“We don’t infer from Mueller’s comments that FCA is something VW is looking at or even considering at any point in the coming years,” Evercore ISI, an industry analyst, wrote from London. “We believe Mueller is simply saying ‘never say never’ rather than giving any indication of interest.”
VW, the thinking goes, has far more critical issues in the wake of the global diesel scandal that delivered record fines in the United States and a serial tarnishing of its brands and corporate credibility. Those include improving the profitability of its VW brand, rationalizing its components and trucks businesses, and paying the bills for its diesel sins.
It also contemplates an effort to liberalize VW’s hide-bound culture, to repair its damaged integrity with customers, dealers and government officials, and to focus on developing solutions for mobility and self-driving cars. Layering a transatlantic merger on top of all this likely would prove more liability than asset.
“All of these challenges are likely to take several years to resolve,” Evercore said. “We don’t see VW entertaining any serious” mergers or acquisitions “until this has been concluded.”
Still, a VW-FCA tie-up conjures its own kind of industrial logic. Bringing FCA’s Fiat, Lancia and Alfa-Romeo brands into the German fold would bolster VW’s position as Europe’s No. 1 automaker; it would widen its narrowed lead over the new would-be No. 2, the PSA combination with GM’s Opel and Vauxhall brands.
And the addition of the Jeep and Ram truck brands in North America would provide stellar SUV and pickup heft the VW and Audi brands arguably cannot replicate on their own. In theory, VW could claim wider distribution through the respective Jeep and Ram dealer networks and the profitability to match.
For FCA, combining with VW would give its European brands greater scale to compete in the tough European market; a gateway to China and other Asian markets, where VW is an industry leader; and theoretically lower product development costs spread across greater volume.
It also would gain access to an engineering-savvy culture arguably better equipped to develop self-driving car technologies and leverage their usage across VW’s broader global network of distribution and business relationships.
Executing the theory of the deal is far harder than conceiving it, as old Chrysler hands can attest. They lived the mendaciously named Daimler-Chrysler “merger of equals,” its peddling to the New York sharpies from Cerberus Capital Management LP, the collapse into bankruptcy and its rescue by the feds and Marchionne.

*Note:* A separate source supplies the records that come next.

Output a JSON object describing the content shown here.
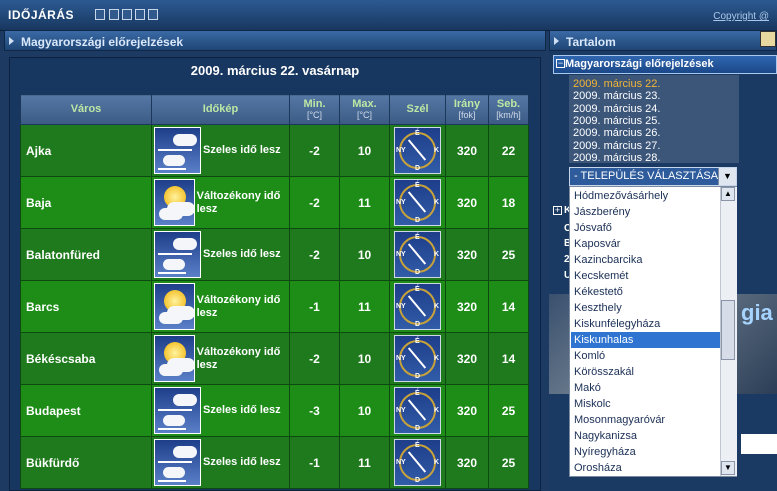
{
  "window": {
    "title": "IDŐJÁRÁS",
    "copyright": "Copyright @"
  },
  "main_panel": {
    "title": "Magyarországi előrejelzések",
    "date": "2009. március 22. vasárnap",
    "columns": [
      {
        "label": "Város",
        "unit": ""
      },
      {
        "label": "Időkép",
        "unit": ""
      },
      {
        "label": "Min.",
        "unit": "[°C]"
      },
      {
        "label": "Max.",
        "unit": "[°C]"
      },
      {
        "label": "Szél",
        "unit": ""
      },
      {
        "label": "Irány",
        "unit": "[fok]"
      },
      {
        "label": "Seb.",
        "unit": "[km/h]"
      }
    ],
    "rows": [
      {
        "city": "Ajka",
        "icon": "windy-cloud-icon",
        "desc": "Szeles idő lesz",
        "min": "-2",
        "max": "10",
        "dir": "320",
        "speed": "22"
      },
      {
        "city": "Baja",
        "icon": "sun-cloud-icon",
        "desc": "Változékony idő lesz",
        "min": "-2",
        "max": "11",
        "dir": "320",
        "speed": "18"
      },
      {
        "city": "Balatonfüred",
        "icon": "windy-cloud-icon",
        "desc": "Szeles idő lesz",
        "min": "-2",
        "max": "10",
        "dir": "320",
        "speed": "25"
      },
      {
        "city": "Barcs",
        "icon": "sun-cloud-icon",
        "desc": "Változékony idő lesz",
        "min": "-1",
        "max": "11",
        "dir": "320",
        "speed": "14"
      },
      {
        "city": "Békéscsaba",
        "icon": "sun-cloud-icon",
        "desc": "Változékony idő lesz",
        "min": "-2",
        "max": "10",
        "dir": "320",
        "speed": "14"
      },
      {
        "city": "Budapest",
        "icon": "windy-cloud-icon",
        "desc": "Szeles idő lesz",
        "min": "-3",
        "max": "10",
        "dir": "320",
        "speed": "25"
      },
      {
        "city": "Bükfürdő",
        "icon": "windy-cloud-icon",
        "desc": "Szeles idő lesz",
        "min": "-1",
        "max": "11",
        "dir": "320",
        "speed": "25"
      }
    ],
    "compass_labels": {
      "n": "É",
      "s": "D",
      "e": "K",
      "w": "NY"
    }
  },
  "side_panel": {
    "title": "Tartalom",
    "section_title": "Magyarországi előrejelzések",
    "dates": [
      {
        "label": "2009. március 22.",
        "active": true
      },
      {
        "label": "2009. március 23.",
        "active": false
      },
      {
        "label": "2009. március 24.",
        "active": false
      },
      {
        "label": "2009. március 25.",
        "active": false
      },
      {
        "label": "2009. március 26.",
        "active": false
      },
      {
        "label": "2009. március 27.",
        "active": false
      },
      {
        "label": "2009. március 28.",
        "active": false
      }
    ],
    "select": {
      "value": "- TELEPÜLÉS VÁLASZTÁSA-",
      "options": [
        "Hódmezővásárhely",
        "Jászberény",
        "Jósvafő",
        "Kaposvár",
        "Kazincbarcika",
        "Kecskemét",
        "Kékestető",
        "Keszthely",
        "Kiskunfélegyháza",
        "Kiskunhalas",
        "Komló",
        "Körösszakál",
        "Makó",
        "Miskolc",
        "Mosonmagyaróvár",
        "Nagykanizsa",
        "Nyíregyháza",
        "Orosháza"
      ],
      "selected": "Kiskunhalas"
    },
    "behind_text": [
      "K",
      "C",
      "B",
      "2",
      "U"
    ],
    "photo_text": "gia"
  }
}
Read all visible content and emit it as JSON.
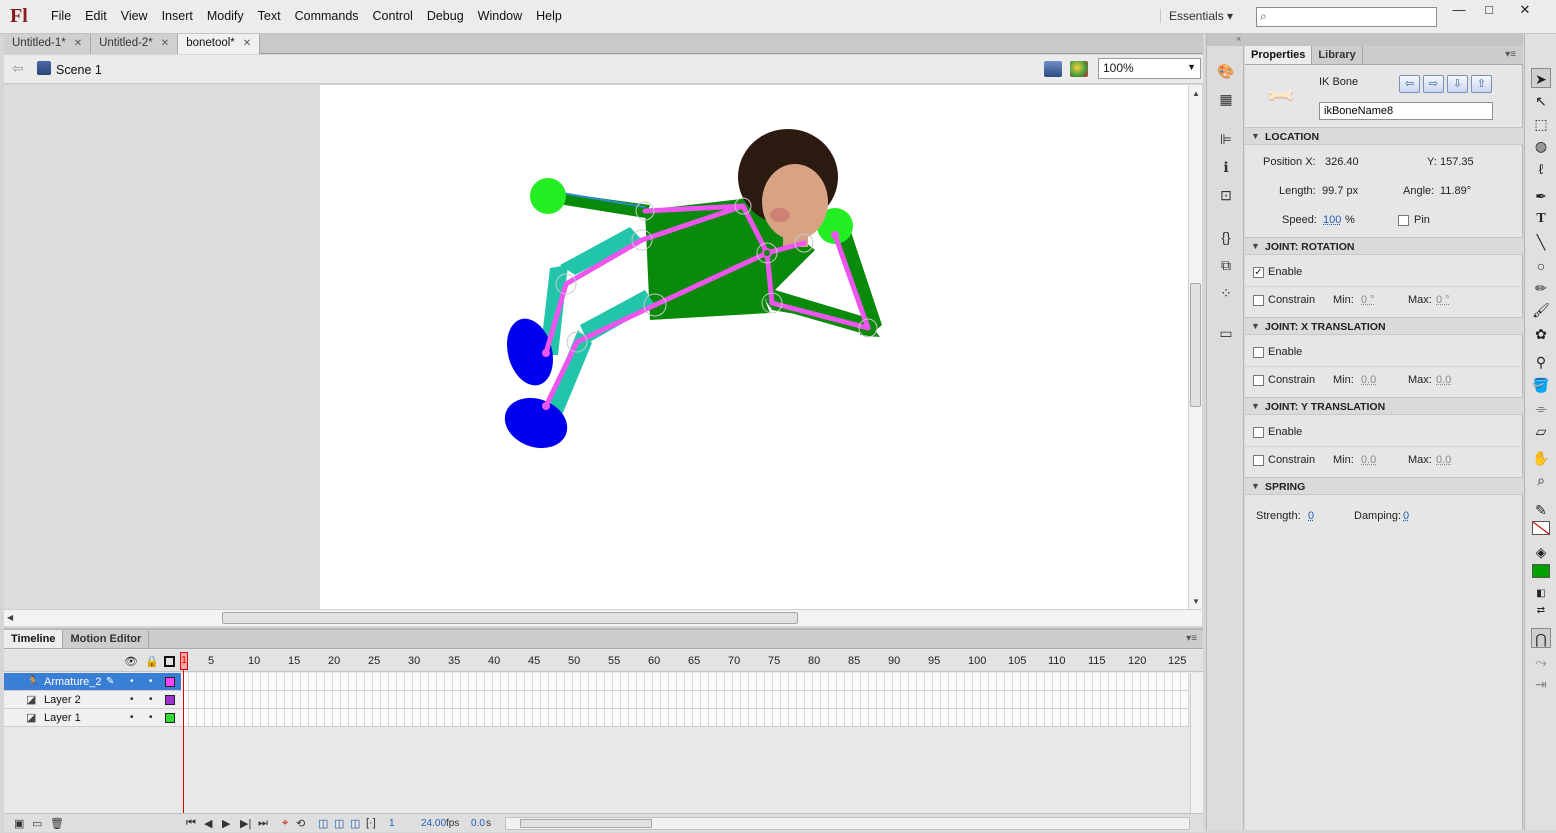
{
  "app": {
    "logo": "Fl",
    "workspace": "Essentials ▾",
    "search_placeholder": ""
  },
  "menu": [
    "File",
    "Edit",
    "View",
    "Insert",
    "Modify",
    "Text",
    "Commands",
    "Control",
    "Debug",
    "Window",
    "Help"
  ],
  "window_controls": {
    "minimize": "—",
    "maximize": "□",
    "close": "✕"
  },
  "doc_tabs": [
    {
      "label": "Untitled-1*",
      "close": "✕"
    },
    {
      "label": "Untitled-2*",
      "close": "✕"
    },
    {
      "label": "bonetool*",
      "close": "✕"
    }
  ],
  "editbar": {
    "scene": "Scene 1",
    "zoom": "100%"
  },
  "timeline": {
    "tabs": [
      "Timeline",
      "Motion Editor"
    ],
    "frame_numbers": [
      "1",
      "5",
      "10",
      "15",
      "20",
      "25",
      "30",
      "35",
      "40",
      "45",
      "50",
      "55",
      "60",
      "65",
      "70",
      "75",
      "80",
      "85",
      "90",
      "95",
      "100",
      "105",
      "110",
      "115",
      "120",
      "125"
    ],
    "layers": [
      {
        "name": "Armature_2",
        "color": "#ff44ff",
        "selected": true
      },
      {
        "name": "Layer 2",
        "color": "#9933cc",
        "selected": false
      },
      {
        "name": "Layer 1",
        "color": "#33dd33",
        "selected": false
      }
    ],
    "footer": {
      "current_frame": "1",
      "fps_value": "24.00",
      "fps_label": "fps",
      "time_value": "0.0",
      "time_label": "s"
    }
  },
  "properties": {
    "tabs": [
      "Properties",
      "Library"
    ],
    "object_type": "IK Bone",
    "bone_name": "ikBoneName8",
    "location": {
      "title": "LOCATION",
      "position_x_label": "Position X:",
      "position_x": "326.40",
      "y_label": "Y:",
      "y": "157.35",
      "length_label": "Length:",
      "length": "99.7 px",
      "angle_label": "Angle:",
      "angle": "11.89°",
      "speed_label": "Speed:",
      "speed": "100",
      "speed_unit": "%",
      "pin_label": "Pin"
    },
    "joint_rotation": {
      "title": "JOINT: ROTATION",
      "enable_label": "Enable",
      "constrain_label": "Constrain",
      "min_label": "Min:",
      "min": "0 °",
      "max_label": "Max:",
      "max": "0 °"
    },
    "joint_x": {
      "title": "JOINT: X TRANSLATION",
      "enable_label": "Enable",
      "constrain_label": "Constrain",
      "min_label": "Min:",
      "min": "0.0",
      "max_label": "Max:",
      "max": "0.0"
    },
    "joint_y": {
      "title": "JOINT: Y TRANSLATION",
      "enable_label": "Enable",
      "constrain_label": "Constrain",
      "min_label": "Min:",
      "min": "0.0",
      "max_label": "Max:",
      "max": "0.0"
    },
    "spring": {
      "title": "SPRING",
      "strength_label": "Strength:",
      "strength": "0",
      "damping_label": "Damping:",
      "damping": "0"
    }
  },
  "colors": {
    "stroke": "#ffffff",
    "fill": "#00a000",
    "bone": "#ee55ee",
    "torso": "#0a8a0a",
    "limb": "#22c4aa",
    "foot": "#0000ee"
  }
}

Creating and holding value has proven more difficult than architects of those deals probably ever imagined — lessons not lost in the c-suites occupied by the likes of Barra and Ghosn, Mueller and Ford Motor Co. CEO Mark Fields.
If you’re looking for reasons the industry brass isn’t keen to buy what Marchionne keeps trying to sell, the past 20 years of Chrysler history would be a decent place to start.
Daniel Howes’ column runs Tuesdays, Thursdays and Fridays. Follow him on Twitter @DanielHowes_TDN, listen to his Saturday podcasts, or catch him 3 and 10 p.m. Thursdays on Michigan Radio’s “Stateside,” 91.7 FM.